There were two Crickets, of course. One was Buddy Holly's group from Lubbock, TX, and there was also a vocal group of Crickets from the Bronx, NY. Though these Crickets were never trendsetters, they did manage to capture an accomplished R&B sound led by the mellow vocal stylings of Grover (Dean) Barlow. The other original members were Harold Johnson, Gene Stapleton, Leon Carter, and Rodney Jackson.
The Crickets were signed to MGM Records in January 1953 by pioneering record producer Joe Davis, who had previously operated his own recording company, Beacon Records, and his own management company, from the early '40s until 1948. As MGM was trying to break into the R&B market at the time, Davis produced their first single: "Milk and Gin" b/w "You're Mine" (MGM 11428). The ballad A-side was well received in the East, and in less than three months "You're Mine" sold more than 100,000 copies in the Northeast, a heady figure for an R&B single in the early '50s. A second single failed to score enough airplay or sales for the Crickets, and Davis left MGM shortly thereafter to start another record company, Jay-Dee Records.
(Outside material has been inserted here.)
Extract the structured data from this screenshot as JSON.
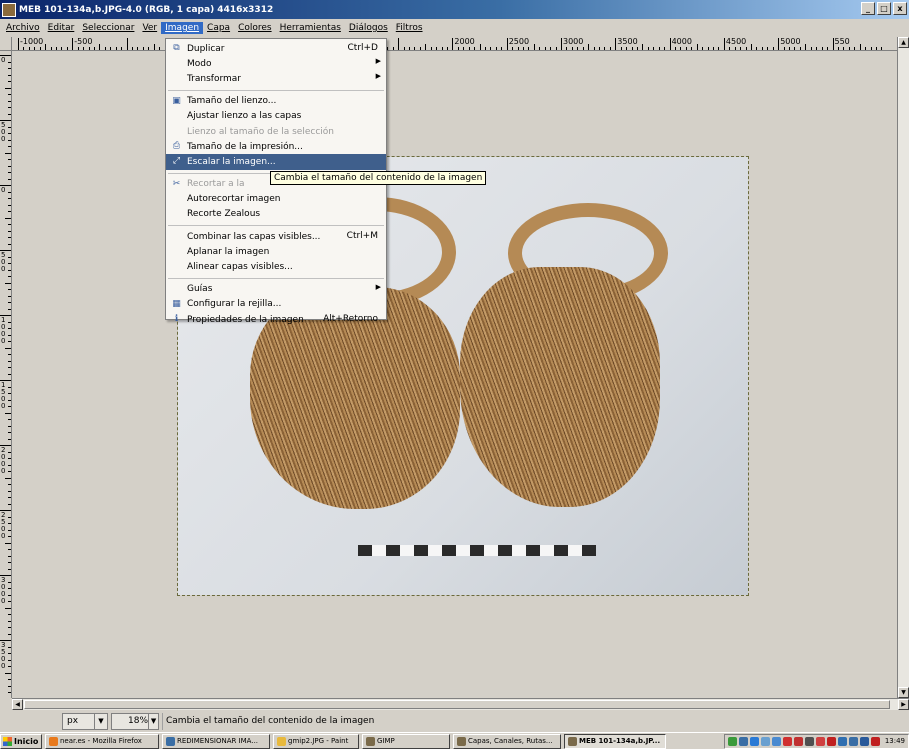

He brought to his label a few of the artists he had worked with before, including the Blenders, Paula Watson, and the Crickets.
In July 1953 the Crickets made their debut at Harlem's Apollo Theater on a bill with Ruth Brown and Sonny Stitt's jazz combo. They saw the release of two additional singles for the Jay-Dee label, neither of which did much to propel the act further. By this time, under Davis' watchful eye, the group began making their first personnel changes in the lineup. Lead singer Barlow had quite a few new faces to accompany him by year's end: Robert Bynum, William Lindsey, and Joseph Diaz replaced original members Johnson, Stapleton, Carter, and Jackson. In January 1954 the Crickets recorded a cover of "Changing Partners," a hit for Patti Page and Bing Crosby, among others, but once again, sales and airplay eluded the quartet. Three more Crickets efforts for Jay-Dee came and went, but Davis believed that they still had a hit in them.
In November 1954 Davis reactivated his Beacon label again and moved the Crickets over to the roster of the "new" label, releasing their ballad "Be Faithful" (Beacon 104) with a song by the Deep River Boys on the B-side. (In addition to acts like the Crickets and the Deep River Boys, Davis also released early efforts by the Red Caps, Southernaires, Blenders, the Sparrows, and Lillian Leach & the Mellows.) For "Be Faithful," the single was credited as "Dean Barlow & the Crickets." The name change (Davis did not like the name Grover, apparently, and so he began using the name Dean for the group's lead singer) brought the Crickets a bit of luck. "Be Faithful" got extensive airplay on New York radio -- Alan Freed and Doctor Jive both spun the 45 constantly -- and the record became the biggest-selling record in the entire existence of both the Crickets and Dean Barlow, who by now was being groomed as a solo performer.
Barlow's first solo effort for Jay-Dee under his own name (which may have initially added to the confusion whether he was the featured act, or the band the Crickets were) was "I'll String Along with You," a remake from the '30s that received decent sales and airplay. Two follow-up singles weren't nearly as successful, however, and Barlow continued on as a solo artist, recording occasionally with other acts, including the Bachelors ("Dolores" b/w "I Want to Know About Love," Earl 101; "Baby" b/w "Tell Me Now," Earl 102) and the Montereys ("Dearest One" b/w "Through the Years," Onyx 513).